- Pop the dough onto a piece of plastic wrap and put it back in the fridge.
Tip #3: Roll the dough out and then let it chill again
- Split the dough into two halves -- one slightly larger than the other. The larger ball will become the bottom crust, the smaller one will become the top.
- Roll out the larger bottom crust and lay it in your pie pan. Put it in the fridge to chill.
- Roll the smaller top crust out and roll it up in your pie mat and put it in the fridge to chill.
Tip #4: Set up a baking surface inside your oven for your pie
This is the MOST important tip on this entire page. When you go to preheat your oven to bake the pie, place a large cookie sheet upside down on the rack where you plan to bake the pie. Let the cookie sheet heat up with the oven.
Place your pie directly on the hot cookie sheet when it bakes. The solid heated surface will help the entire pie crust to cook evenly and helps ensure that the middle of the pie will be just as crispy as the outer edges.
It works like a charm!
I've made multiple pies over the last few months, both sweet and savory. Every last one has been completely to die for.
I've never in my life tasted pie crust so flaky and buttery and amazing. My family fights over the corner pieces because there's more pie edge to enjoy.
Every last one has sliced up miraculously cleanly and popped right out of the pan. The bottom crust is just as delicious as the top.
- 16 tbsp (2 sticks) butter, cut into large cubes and chilled
- 2 ½ cups all purpose flour
- ¼ tsp kosher salt
- ½ cup ice water (fill the cup with ½ cup water and then add lots of ice)
To Prepare the Dough:
- Chop the butter into large chunks and then place back in the fridge to chill for 20 minutes. (If you're in a rush, just work really quickly and get the dough back in the fridge as fast as possible.)
- Add the flour and salt to the bowl of a food processor.

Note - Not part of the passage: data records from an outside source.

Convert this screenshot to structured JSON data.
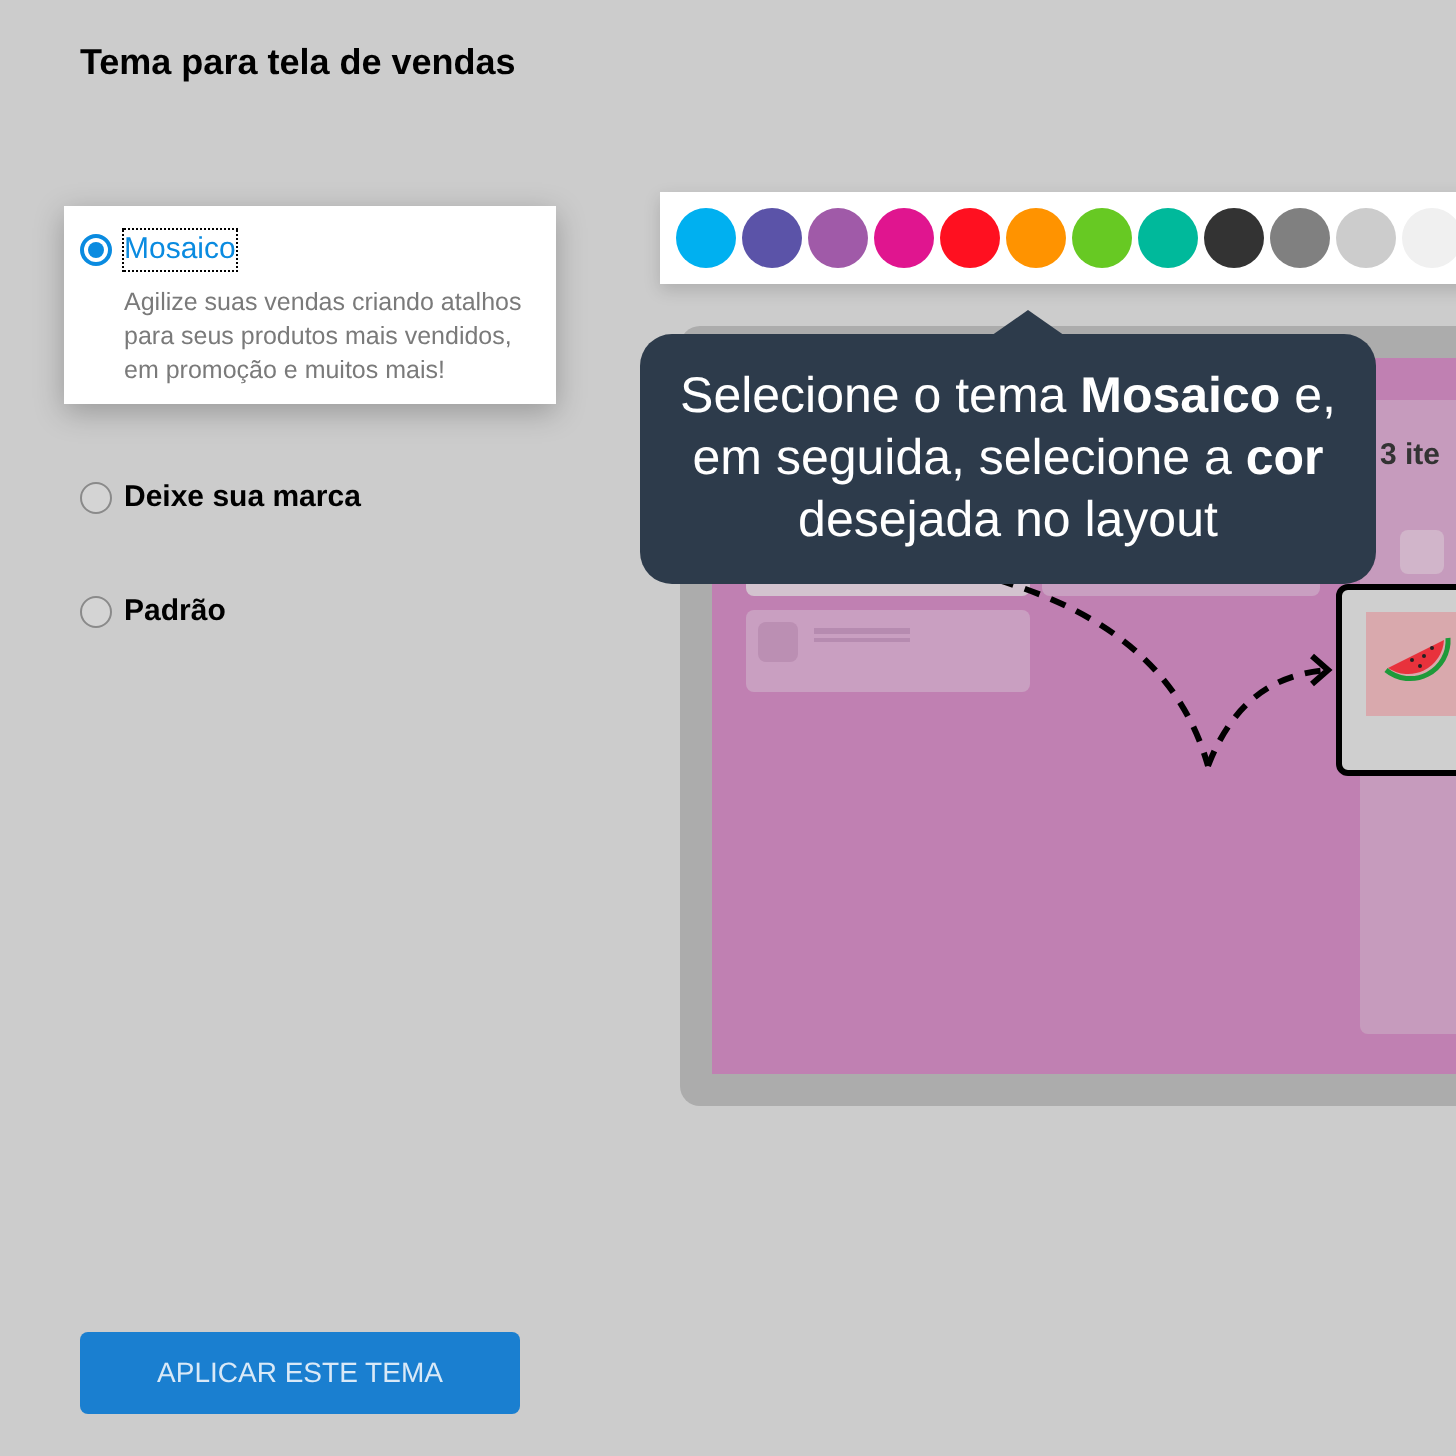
{
  "title": "Tema para tela de vendas",
  "themes": [
    {
      "label": "Mosaico",
      "selected": true,
      "description": "Agilize suas vendas criando atalhos para seus produtos mais vendidos, em promoção e muitos mais!"
    },
    {
      "label": "Deixe sua marca",
      "selected": false
    },
    {
      "label": "Padrão",
      "selected": false
    }
  ],
  "apply_button": "APLICAR ESTE TEMA",
  "palette": [
    {
      "color": "#00b0f0"
    },
    {
      "color": "#5b53a8"
    },
    {
      "color": "#a05aa8"
    },
    {
      "color": "#e0158f"
    },
    {
      "color": "#ff1020"
    },
    {
      "color": "#ff9300"
    },
    {
      "color": "#67c923"
    },
    {
      "color": "#00b99b"
    },
    {
      "color": "#333333"
    },
    {
      "color": "#808080"
    },
    {
      "color": "#cccccc"
    },
    {
      "color": "#f0f0f0"
    }
  ],
  "preview": {
    "cart_text": "3 ite"
  },
  "tooltip": "Selecione o tema **Mosaico** e, em seguida, selecione a **cor** desejada no layout"
}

Sprinkle the cubes of butter over the top. Pulse 10 - 15 times or until the butter is in small pieces all throughout the flour.
- With the lid on the processor, slowly drain the ice and drizzle in the water through the feeding tube of the lid while the dough runs. Process the dough until a ball just begins to form. Less than one minute, usually.
- Pat the dough ball into a squat rectangle shape on a piece of plastic wrap. Wrap and cover it and place in the fridge to chill for at least 4 hours before you bake. Don't rush this step if you can avoid it, the resting period is what helps to make the crust extra flaky.
To Roll the Dough:
- Divide the dough into two sections -- 1 slightly larger than the other. The larger half will serve as the bottom crust.
- On a lightly floured surface, roll out the bottom crust and lay it into your pie pan. Be sure to flour your rolling pin so it doesn't stick. Place in the fridge to chill.
- Sprinkle a little more flour on your surface and roll out the top crust. Roll it up in the baking mat and store in the fridge to chill.
To Assemble the Pie:
- Any filling you use should be COLD. Do NOT try to put a hot filling directly into your chilled pie crust. Prepare hot fillings earlier in the day so they can chill before using.
- Fill the bottom crust with your filling of choice. Gently unroll the top crust and lay it over the pie. Crimp the edges together and cut venting slices in the top.
- Place your assembled pie back in the fridge while the oven preheats.
To Bake the Pie Crust:
- Place a cookie sheet upside down on the oven rack you plan to bake your pie. Let it preheat inside the oven.
- Heat the oven to 375 degrees.
- Place your pie directly on the preheated cookie sheet. The hot surface will help to evenly cook your bottom pie crust.
- Bake for 40 - 45 minutes or until your filling is done and the crust is golden brown.
The pie crust can be made the day before you plan to roll it out and bake it. Keep it tightly wrapped in plastic wrap so it doesn't dry out.
The dough itself can be frozen for several months. Let thaw in the fridge overnight before you use it.
You can also assemble several pie recipes that use this crust and freeze them unbaked, covered in aluminum foil. Bake from frozen, baking time will need to be adjusted depending on the recipe.
Looking for great recipes to use this pie crust recipe with?
Don't miss these great slab pie recipes that work perfectly with this pie crust: